To day I paid Br Joseph a visit. Saw the Rolls of papyrus and the writings thereon, taken from off the bosom of the Male Mummy, having some of the writings of ancient Abraham and of Joseph that was sold in Egypt. The writings are chiefly in the Egyptian language with the exception of a little Hebrew. I believe they give a description of some of the scenes in Ancient Egypt, of their worship, their Idol gods, etc. The writings are beautiful and plain, composed of red, and black inks. There is a perceptible difference, between the writings. Joseph, appears to have been the best scribe.
There are representations of men, beasts, Birds, Idols and oxen attached to a kind of plough, a female guiding it. Also the serpent when he beguiled Eve. He appears with two legs, erect in form and appearance of man. But his head in the form, and representing the Serpent, with his forked tongue extended. There are likewise representations of an Alter erected, with a man bound and laid thereon, and a Priest with a knife in his hand, standing at the foot, with a dove over the person bound on the Altar with several Idol gods standing around it. A Celestial globe with the planet Kolob of first creation of the supreme being - a planet of light, - which planet - makes a revolution once in a thousand years, - Also the Lord revealing the Grand key words of the Holy Priesthood, to Adam in the garden of Eden, as also to Seth, Noah, Melchizedek, Abraham, and to all whom the Priesthood was revealed.
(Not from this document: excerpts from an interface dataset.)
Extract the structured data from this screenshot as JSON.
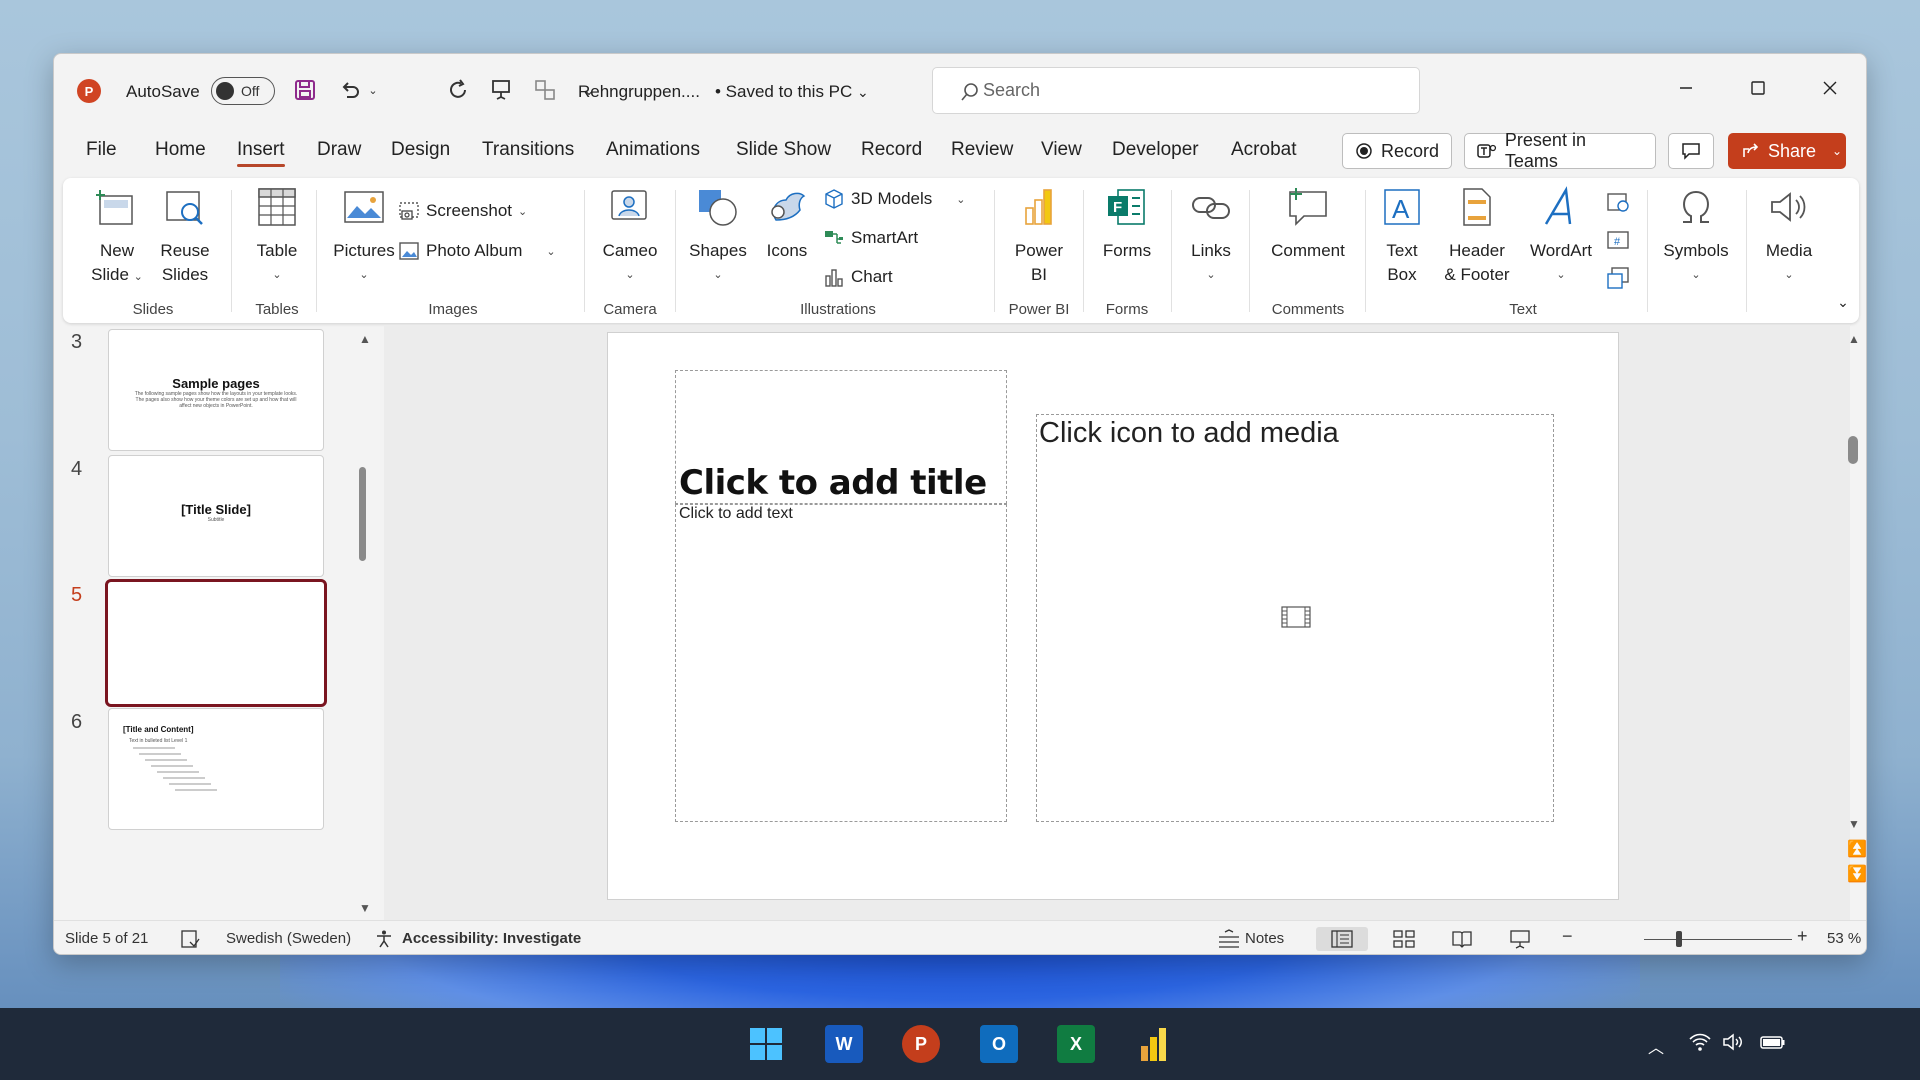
{
  "titlebar": {
    "autosave_label": "AutoSave",
    "autosave_state": "Off",
    "doc_name": "Rehngruppen....",
    "save_status": "• Saved to this PC",
    "search_placeholder": "Search"
  },
  "tabs": [
    "File",
    "Home",
    "Insert",
    "Draw",
    "Design",
    "Transitions",
    "Animations",
    "Slide Show",
    "Record",
    "Review",
    "View",
    "Developer",
    "Acrobat"
  ],
  "active_tab": "Insert",
  "header_buttons": {
    "record": "Record",
    "present_in_teams": "Present in Teams",
    "share": "Share"
  },
  "ribbon": {
    "slides": {
      "new_slide_1": "New",
      "new_slide_2": "Slide",
      "reuse_1": "Reuse",
      "reuse_2": "Slides",
      "label": "Slides"
    },
    "tables": {
      "table": "Table",
      "label": "Tables"
    },
    "images": {
      "pictures": "Pictures",
      "screenshot": "Screenshot",
      "photo_album": "Photo Album",
      "label": "Images"
    },
    "camera": {
      "cameo": "Cameo",
      "label": "Camera"
    },
    "illustrations": {
      "shapes": "Shapes",
      "icons": "Icons",
      "models_3d": "3D Models",
      "smartart": "SmartArt",
      "chart": "Chart",
      "label": "Illustrations"
    },
    "powerbi": {
      "line1": "Power",
      "line2": "BI",
      "label": "Power BI"
    },
    "forms": {
      "forms": "Forms",
      "label": "Forms"
    },
    "links": {
      "links": "Links"
    },
    "comments": {
      "comment": "Comment",
      "label": "Comments"
    },
    "text": {
      "textbox_1": "Text",
      "textbox_2": "Box",
      "header_1": "Header",
      "header_2": "& Footer",
      "wordart": "WordArt",
      "label": "Text"
    },
    "symbols": {
      "symbols": "Symbols"
    },
    "media": {
      "media": "Media"
    }
  },
  "thumbnails": [
    {
      "num": "3",
      "title": "Sample pages",
      "sub": "The following sample pages show how the layouts in your template looks. The pages also show how your theme colors are set up and how that will affect new objects in PowerPoint."
    },
    {
      "num": "4",
      "title": "[Title Slide]",
      "sub": "Subtitle"
    },
    {
      "num": "5",
      "title": "",
      "sub": ""
    },
    {
      "num": "6",
      "title": "[Title and Content]",
      "sub": "Text in bulleted list Level 1"
    }
  ],
  "slide": {
    "title_placeholder": "Click to add title",
    "text_placeholder": "Click to add text",
    "media_placeholder": "Click icon to add media"
  },
  "statusbar": {
    "slide_info": "Slide 5 of 21",
    "language": "Swedish (Sweden)",
    "accessibility": "Accessibility: Investigate",
    "notes": "Notes",
    "zoom": "53 %"
  },
  "colors": {
    "accent": "#b7472a",
    "share": "#c43e1c",
    "active_thumb_border": "#7a1520"
  }
}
Abraham also in the Court of Pharaoh sitting upon the King's throne reasoning upon Astronomy, with a crown on his head, representing the Priesthood as emblematical of the grand Presidency in Heaven. And King Pharaoh, standing behind him, together with a Prince - a principle waiter, and a black slave of the King. A genealogy of the Mummies, and the Epitaphs and their deaths, etc., etc., are also distinctly represented on the Papyrus which is called the "Book of Abraham."
The Male mummy was one of the Ancient Pharaohs of Egypt, a Priest, as he is embalmed with his tongue extended, representing a speaker: The females were his wife and two daughters, as a part of the writing has been translated, and informs us, who they were, also whose writing it is, and when those mummies were embalmed, which is nearly four thousand years ago.
Appleby goes into strenuous detail in explaining what exactly it was he saw. He confirms that there is a "perceptible difference" between the writings of Abraham and Joseph, pointing out that "Joseph was the better scribe." This clearly points to the Horus scroll as the source for the Book of Abraham, which, as Ed Ashment pointed out nearly two decades ago:
despite Nibley, the evidence indicates that the Book of Abraham was developed from "that badly written, poorly preserved little text, entirely devoid of rubrics, which is today identified as the [Breathing Permit of Hor]."
Contrary to Will's assertion, the abundance of eye-witness testimony describing the Joseph Smith Papyri collection points us directly to extant portions that we can clearly identify
. But I guess it is easy to make these arguments when you're only showing a fraction of the testimonies, divorced from their contexts.